[[ Records to process open ]]

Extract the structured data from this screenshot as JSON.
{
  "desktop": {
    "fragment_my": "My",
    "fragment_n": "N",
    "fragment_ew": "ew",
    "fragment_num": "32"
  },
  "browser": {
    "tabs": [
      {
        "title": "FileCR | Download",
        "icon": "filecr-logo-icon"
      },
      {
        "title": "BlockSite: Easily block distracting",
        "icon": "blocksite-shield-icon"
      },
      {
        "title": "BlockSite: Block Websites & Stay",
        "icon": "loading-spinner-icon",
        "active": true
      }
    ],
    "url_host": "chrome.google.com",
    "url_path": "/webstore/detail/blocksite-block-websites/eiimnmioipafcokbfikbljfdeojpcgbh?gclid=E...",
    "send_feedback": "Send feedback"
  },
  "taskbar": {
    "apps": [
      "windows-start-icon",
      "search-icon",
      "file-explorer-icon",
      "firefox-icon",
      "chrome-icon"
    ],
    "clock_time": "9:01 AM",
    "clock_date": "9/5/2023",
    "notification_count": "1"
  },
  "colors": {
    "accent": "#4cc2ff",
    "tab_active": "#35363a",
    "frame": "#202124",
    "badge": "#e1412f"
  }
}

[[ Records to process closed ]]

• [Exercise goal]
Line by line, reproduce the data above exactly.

• [Expected answer]
Extract the structured data from this screenshot as JSON.
{
  "desktop": {
    "fragment_my": "My",
    "fragment_n": "N",
    "fragment_ew": "ew",
    "fragment_num": "32"
  },
  "browser": {
    "tabs": [
      {
        "title": "FileCR | Download",
        "icon": "filecr-logo-icon"
      },
      {
        "title": "BlockSite: Easily block distracting",
        "icon": "blocksite-shield-icon"
      },
      {
        "title": "BlockSite: Block Websites & Stay",
        "icon": "loading-spinner-icon",
        "active": true
      }
    ],
    "url_host": "chrome.google.com",
    "url_path": "/webstore/detail/blocksite-block-websites/eiimnmioipafcokbfikbljfdeojpcgbh?gclid=E...",
    "send_feedback": "Send feedback"
  },
  "taskbar": {
    "apps": [
      "windows-start-icon",
      "search-icon",
      "file-explorer-icon",
      "firefox-icon",
      "chrome-icon"
    ],
    "clock_time": "9:01 AM",
    "clock_date": "9/5/2023",
    "notification_count": "1"
  },
  "colors": {
    "accent": "#4cc2ff",
    "tab_active": "#35363a",
    "frame": "#202124",
    "badge": "#e1412f"
  }
}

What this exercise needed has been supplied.